I like history, I like politics and I like theatre. I had good reason to think that Danton’s Death at the National Theatre, combining all of these things and chucking in a South Bank debut for superstar director Michael Grandage (he’s so hot right now), would be an excellent evening’s entertainment. It’s funny how things turn out.
It’s hard to know where to begin with this productions’s problems. On entering the Olivier, the dull set – comprised of massive grey flats with four doors on the lower level and a walkway above – fails to fill the whole stage and that pretty much sets the tone of the piece. Minimal props and furniture come on from time to time but there’s no effort to create any real sense of place. The focus, we are to understand, is on the actors and the text.
Those actors are led, nominally, by Toby Stephens as Danton; he seems to be very uncomfortable on stage. His weak voice could barely be heard from the front row of the circle and he seemed so languid I wondered if Danton’s titular death was supposed to have been caused by ennui. The rest of the company run the gamut from school play style monotonous recitation to pantoesque lip-smacking villainy. The dissonance in performance style didn’t seem especially surprising since the cast seemed mainly to be meeting each other for the first time ever on stage. The only person to come away with any credit is Elliot Levey, whose Robespierre is the sole character to leave any sort of impression at all. He speaks the lines as though he understands them, and tries to find a coherent personality to bring them together. His singular success makes it all the more of a shame that he leaves the play halfway through never to be seen or heard from again.

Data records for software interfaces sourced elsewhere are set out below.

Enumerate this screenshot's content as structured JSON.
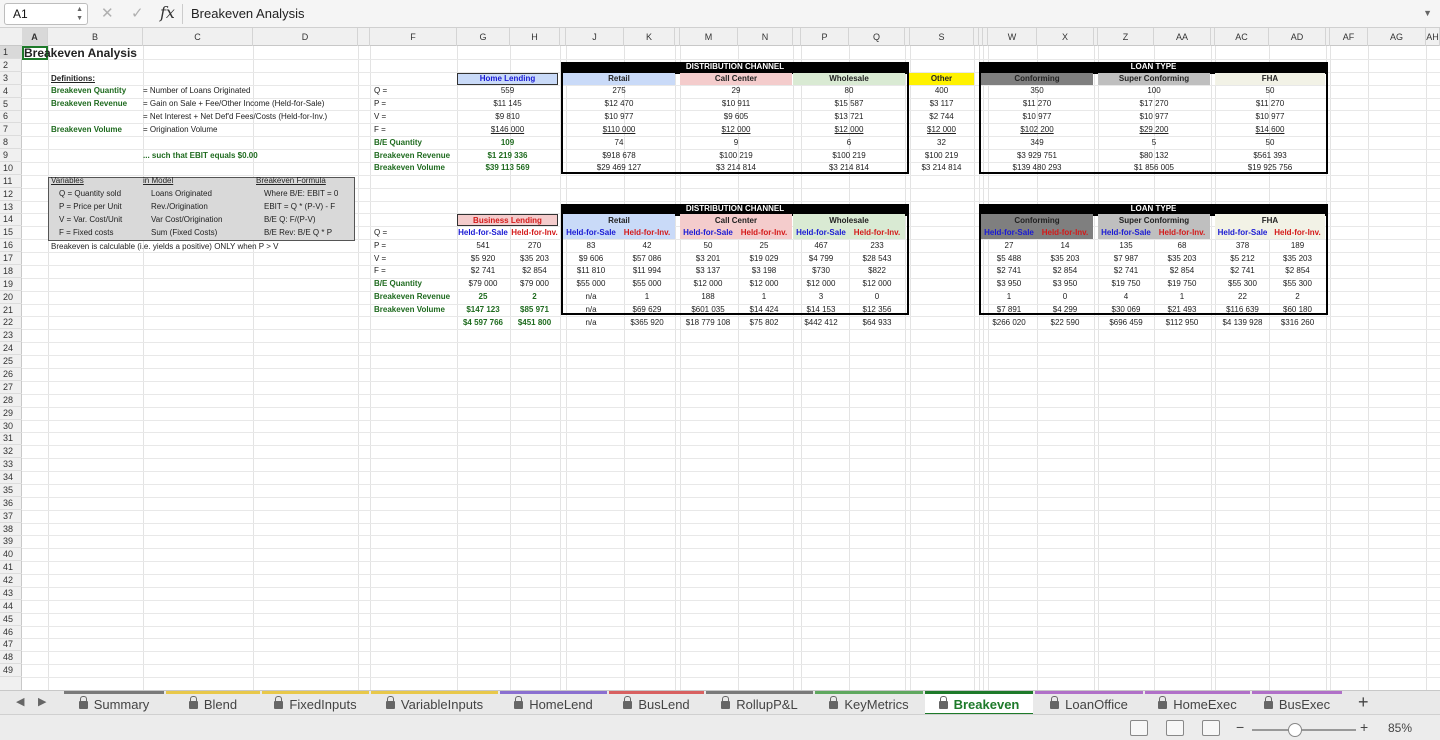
{
  "formula_bar": {
    "cell_ref": "A1",
    "formula_label": "fx",
    "value": "Breakeven Analysis"
  },
  "columns": [
    "A",
    "B",
    "C",
    "D",
    "E",
    "F",
    "G",
    "H",
    "I",
    "J",
    "K",
    "L",
    "M",
    "N",
    "O",
    "P",
    "Q",
    "R",
    "S",
    "T",
    "U",
    "V",
    "W",
    "X",
    "Y",
    "Z",
    "AA",
    "AB",
    "AC",
    "AD",
    "AE",
    "AF",
    "AG",
    "AH"
  ],
  "rows": [
    "1",
    "2",
    "3",
    "4",
    "5",
    "6",
    "7",
    "8",
    "9",
    "10",
    "11",
    "12",
    "13",
    "14",
    "15",
    "16",
    "17",
    "18",
    "19",
    "20",
    "21",
    "22",
    "23",
    "24",
    "25",
    "26",
    "27",
    "28",
    "29",
    "30",
    "31",
    "32",
    "33",
    "34",
    "35",
    "36",
    "37",
    "38",
    "39",
    "40",
    "41",
    "42",
    "43",
    "44",
    "45",
    "46",
    "47",
    "48",
    "49"
  ],
  "sheet": {
    "title": "Breakeven Analysis",
    "defs_heading": "Definitions:",
    "defs": [
      {
        "term": "Breakeven Quantity",
        "def": "= Number of Loans Originated"
      },
      {
        "term": "Breakeven Revenue",
        "def": "= Gain on Sale + Fee/Other Income (Held-for-Sale)"
      },
      {
        "term": "",
        "def": "= Net Interest + Net Def'd Fees/Costs (Held-for-Inv.)"
      },
      {
        "term": "Breakeven Volume",
        "def": "= Origination Volume"
      }
    ],
    "ebit_note": "... such that EBIT equals $0.00",
    "vars_box": {
      "headers": [
        "Variables",
        "in Model",
        "Breakeven Formula"
      ],
      "rows": [
        [
          "Q = Quantity sold",
          "Loans Originated",
          "Where B/E: EBIT = 0"
        ],
        [
          "P = Price per Unit",
          "Rev./Origination",
          "EBIT = Q * (P-V) - F"
        ],
        [
          "V = Var. Cost/Unit",
          "Var Cost/Origination",
          "B/E Q:  F/(P-V)"
        ],
        [
          "F = Fixed costs",
          "Sum (Fixed Costs)",
          "B/E Rev: B/E Q * P"
        ]
      ]
    },
    "calc_note": "Breakeven is calculable (i.e. yields a positive) ONLY when P > V",
    "labels1": [
      "Q =",
      "P =",
      "V =",
      "F =",
      "B/E Quantity",
      "Breakeven Revenue",
      "Breakeven Volume"
    ],
    "labels2": [
      "Q =",
      "P =",
      "V =",
      "F =",
      "B/E Quantity",
      "Breakeven Revenue",
      "Breakeven Volume"
    ],
    "dist_title": "DISTRIBUTION CHANNEL",
    "loan_title": "LOAN TYPE",
    "home_lending": {
      "name": "Home Lending",
      "values": [
        "559",
        "$11 145",
        "$9 810",
        "$146 000",
        "109",
        "$1 219 336",
        "$39 113 569"
      ]
    },
    "table1": [
      {
        "name": "Retail",
        "values": [
          "275",
          "$12 470",
          "$10 977",
          "$110 000",
          "74",
          "$918 678",
          "$29 469 127"
        ]
      },
      {
        "name": "Call Center",
        "values": [
          "29",
          "$10 911",
          "$9 605",
          "$12 000",
          "9",
          "$100 219",
          "$3 214 814"
        ]
      },
      {
        "name": "Wholesale",
        "values": [
          "80",
          "$15 587",
          "$13 721",
          "$12 000",
          "6",
          "$100 219",
          "$3 214 814"
        ]
      },
      {
        "name": "Other",
        "values": [
          "400",
          "$3 117",
          "$2 744",
          "$12 000",
          "32",
          "$100 219",
          "$3 214 814"
        ]
      },
      {
        "name": "Conforming",
        "values": [
          "350",
          "$11 270",
          "$10 977",
          "$102 200",
          "349",
          "$3 929 751",
          "$139 480 293"
        ]
      },
      {
        "name": "Super Conforming",
        "values": [
          "100",
          "$17 270",
          "$10 977",
          "$29 200",
          "5",
          "$80 132",
          "$1 856 005"
        ]
      },
      {
        "name": "FHA",
        "values": [
          "50",
          "$11 270",
          "$10 977",
          "$14 600",
          "50",
          "$561 393",
          "$19 925 756"
        ]
      }
    ],
    "business_lending": {
      "name": "Business Lending",
      "hfs": "Held-for-Sale",
      "hfi": "Held-for-Inv.",
      "values": [
        [
          "541",
          "270"
        ],
        [
          "$5 920",
          "$35 203"
        ],
        [
          "$2 741",
          "$2 854"
        ],
        [
          "$79 000",
          "$79 000"
        ],
        [
          "25",
          "2"
        ],
        [
          "$147 123",
          "$85 971"
        ],
        [
          "$4 597 766",
          "$451 800"
        ]
      ]
    },
    "table2": [
      {
        "name": "Retail",
        "hfs": "Held-for-Sale",
        "hfi": "Held-for-Inv.",
        "values": [
          [
            "83",
            "42"
          ],
          [
            "$9 606",
            "$57 086"
          ],
          [
            "$11 810",
            "$11 994"
          ],
          [
            "$55 000",
            "$55 000"
          ],
          [
            "n/a",
            "1"
          ],
          [
            "n/a",
            "$69 629"
          ],
          [
            "n/a",
            "$365 920"
          ]
        ]
      },
      {
        "name": "Call Center",
        "hfs": "Held-for-Sale",
        "hfi": "Held-for-Inv.",
        "values": [
          [
            "50",
            "25"
          ],
          [
            "$3 201",
            "$19 029"
          ],
          [
            "$3 137",
            "$3 198"
          ],
          [
            "$12 000",
            "$12 000"
          ],
          [
            "188",
            "1"
          ],
          [
            "$601 035",
            "$14 424"
          ],
          [
            "$18 779 108",
            "$75 802"
          ]
        ]
      },
      {
        "name": "Wholesale",
        "hfs": "Held-for-Sale",
        "hfi": "Held-for-Inv.",
        "values": [
          [
            "467",
            "233"
          ],
          [
            "$4 799",
            "$28 543"
          ],
          [
            "$730",
            "$822"
          ],
          [
            "$12 000",
            "$12 000"
          ],
          [
            "3",
            "0"
          ],
          [
            "$14 153",
            "$12 356"
          ],
          [
            "$442 412",
            "$64 933"
          ]
        ]
      },
      {
        "name": "Conforming",
        "hfs": "Held-for-Sale",
        "hfi": "Held-for-Inv.",
        "values": [
          [
            "27",
            "14"
          ],
          [
            "$5 488",
            "$35 203"
          ],
          [
            "$2 741",
            "$2 854"
          ],
          [
            "$3 950",
            "$3 950"
          ],
          [
            "1",
            "0"
          ],
          [
            "$7 891",
            "$4 299"
          ],
          [
            "$266 020",
            "$22 590"
          ]
        ]
      },
      {
        "name": "Super Conforming",
        "hfs": "Held-for-Sale",
        "hfi": "Held-for-Inv.",
        "values": [
          [
            "135",
            "68"
          ],
          [
            "$7 987",
            "$35 203"
          ],
          [
            "$2 741",
            "$2 854"
          ],
          [
            "$19 750",
            "$19 750"
          ],
          [
            "4",
            "1"
          ],
          [
            "$30 069",
            "$21 493"
          ],
          [
            "$696 459",
            "$112 950"
          ]
        ]
      },
      {
        "name": "FHA",
        "hfs": "Held-for-Sale",
        "hfi": "Held-for-Inv.",
        "values": [
          [
            "378",
            "189"
          ],
          [
            "$5 212",
            "$35 203"
          ],
          [
            "$2 741",
            "$2 854"
          ],
          [
            "$55 300",
            "$55 300"
          ],
          [
            "22",
            "2"
          ],
          [
            "$116 639",
            "$60 180"
          ],
          [
            "$4 139 928",
            "$316 260"
          ]
        ]
      }
    ]
  },
  "tabs": [
    {
      "label": "Summary",
      "color": "#7a7a7a"
    },
    {
      "label": "Blend",
      "color": "#e8c84a"
    },
    {
      "label": "FixedInputs",
      "color": "#e8c84a"
    },
    {
      "label": "VariableInputs",
      "color": "#e8c84a"
    },
    {
      "label": "HomeLend",
      "color": "#8a6fd0"
    },
    {
      "label": "BusLend",
      "color": "#d86060"
    },
    {
      "label": "RollupP&L",
      "color": "#7a7a7a"
    },
    {
      "label": "KeyMetrics",
      "color": "#5fa85f"
    },
    {
      "label": "Breakeven",
      "color": "#1e7a2a"
    },
    {
      "label": "LoanOffice",
      "color": "#b070c8"
    },
    {
      "label": "HomeExec",
      "color": "#b070c8"
    },
    {
      "label": "BusExec",
      "color": "#b070c8"
    }
  ],
  "active_tab": "Breakeven",
  "zoom": "85%",
  "colors": {
    "blue_header": "#c9daf8",
    "pink_header": "#f4cccc",
    "green_header": "#d9ead3",
    "yellow_header": "#fff200",
    "dark_gray": "#7f7f7f",
    "light_gray": "#bfbfbf",
    "ivory": "#f2f2e6",
    "label_green": "#1f6b1f",
    "hfs_blue": "#1a1ad4",
    "hfi_red": "#d41a1a"
  }
}
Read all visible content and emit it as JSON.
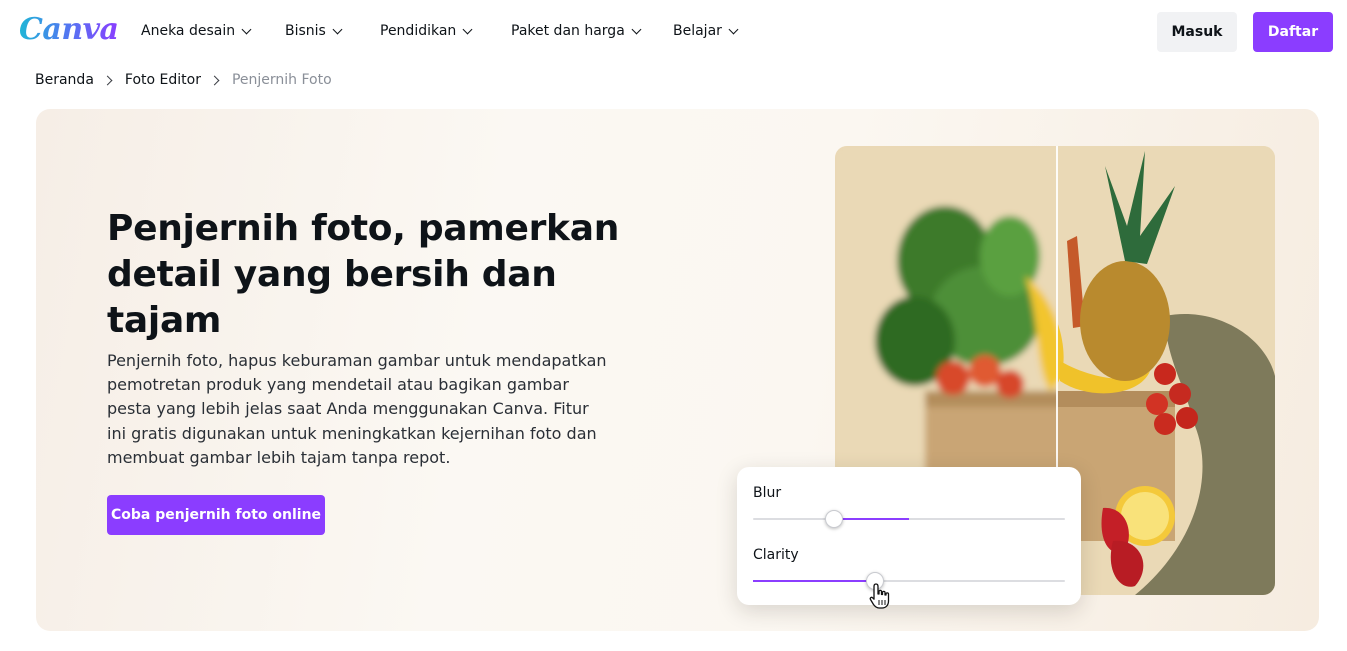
{
  "nav": {
    "logo": "Canva",
    "items": [
      {
        "label": "Aneka desain"
      },
      {
        "label": "Bisnis"
      },
      {
        "label": "Pendidikan"
      },
      {
        "label": "Paket dan harga"
      },
      {
        "label": "Belajar"
      }
    ],
    "login_label": "Masuk",
    "signup_label": "Daftar"
  },
  "breadcrumb": {
    "items": [
      "Beranda",
      "Foto Editor",
      "Penjernih Foto"
    ]
  },
  "hero": {
    "title": "Penjernih foto, pamerkan detail yang bersih dan tajam",
    "description": "Penjernih foto, hapus keburaman gambar untuk mendapatkan pemotretan produk yang mendetail atau bagikan gambar pesta yang lebih jelas saat Anda menggunakan Canva. Fitur ini gratis digunakan untuk meningkatkan kejernihan foto dan membuat gambar lebih tajam tanpa repot.",
    "cta_label": "Coba penjernih foto online"
  },
  "editor_card": {
    "sliders": [
      {
        "label": "Blur",
        "value": 0.5
      },
      {
        "label": "Clarity",
        "value": 0.39
      }
    ]
  },
  "colors": {
    "brand": "#8b3dff",
    "text": "#0e1318",
    "muted": "#8a8f98",
    "secondary_button": "#f1f2f4"
  },
  "icons": [
    "chevron-down-icon",
    "chevron-right-icon",
    "hand-pointer-icon"
  ]
}
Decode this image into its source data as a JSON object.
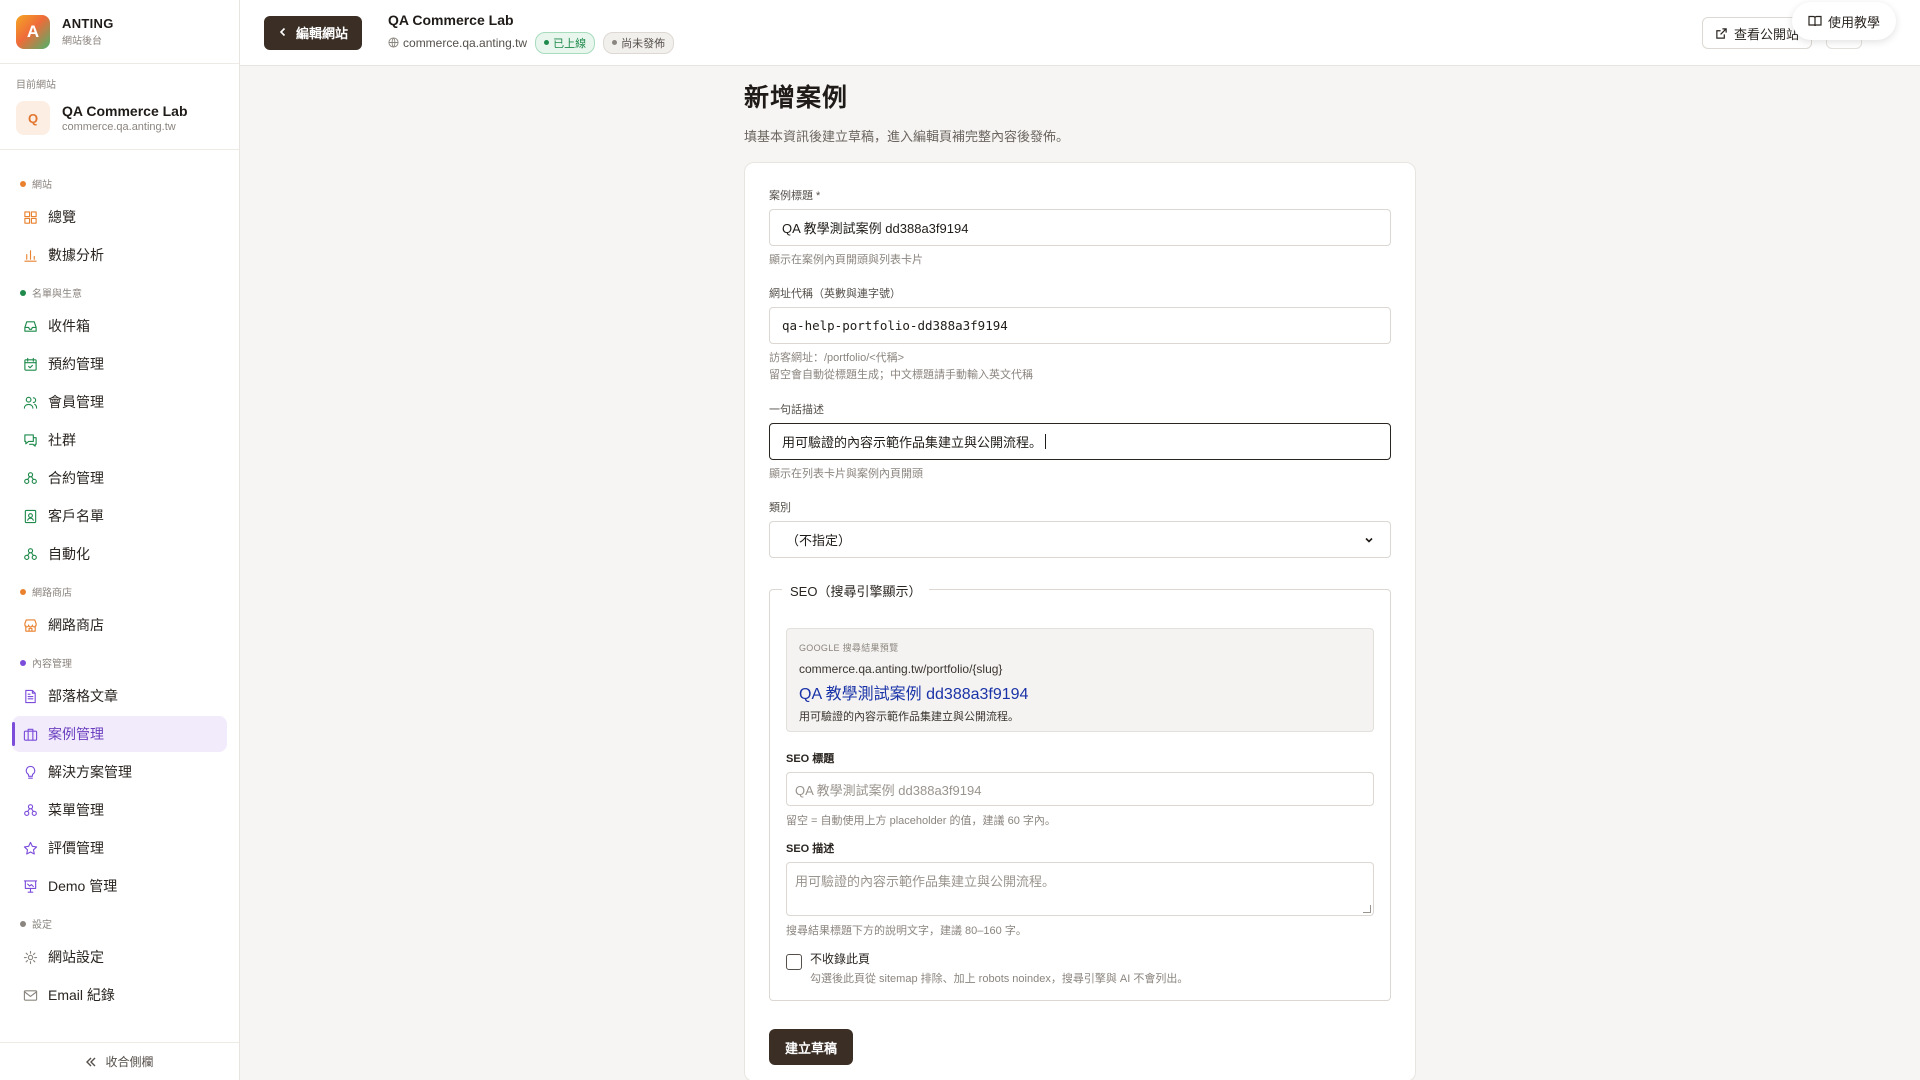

The disappearing Robespierre is one of the problems which can’t be laid solely at the feet of the production. This is apparently the third production of Danton’s Death at the National and, frankly, the mind boggles. It is, in its latest incarnation, a terrible, terrible play. The protagonist is utterly unsympathetic – he is first introduced cheating on his wife and spends most of the time insisting that no-one will arrest him because he’s just so bloody brilliant – and there’s absolutely nothing in the way of a coherently constructed narrative. Events just happen, people wander in and out of importance and focus and it never finds a comfortable balance between the personal, the political and the historical which makes every aspect of it completely unmoving. There’s no sweep of history but neither are we induced to care a jot for any individual. There’s little in the way of dialogue and argument; there’s a great deal in the way of random speechifying which invariably seems unmotivated by anything else which is happening.
If the roles for men range from the dull to the anonymous, the roles for women go from the embarrassing to the offensive. Wives are wheeled on to be supportive, quietly, and a prostitute gets a long speech explaining why she loves what she does and how it’s an honour to serve. A maid gets no lines but is sent out to report on what the people on the street are saying (twice), but we never hear what she discovers. It culminates in a character whom we’ve only seen once or twice before suddenly getting a long, lunatic monologue addressed to her husband (one of two fairly similar looking mates of Danton; it was hard to care or remember which) which was genuinely excruciating to watch.
The production is played without an interval and it’s not hard to imagine why; even so, despite being less than two hours long it felt like one of the longest evenings of my life. Sitting through to the end one is rewarded with the only worthwhile event of the whole play: actual beheading, live onstage! By the time it comes around, though, the only feelings to be mustered are curiosity at how it’s done, and tentative joy at the thought it might all soon be over. As high points go it’s too little too late, and doesn’t stop Danton’s Death being comfortably the worst thing I’ve ever seen in the Olivier (and I say that as a veteran of both the Stephen Rea Cyrano de Bergerac and the recent revival of Once in a Lifetime).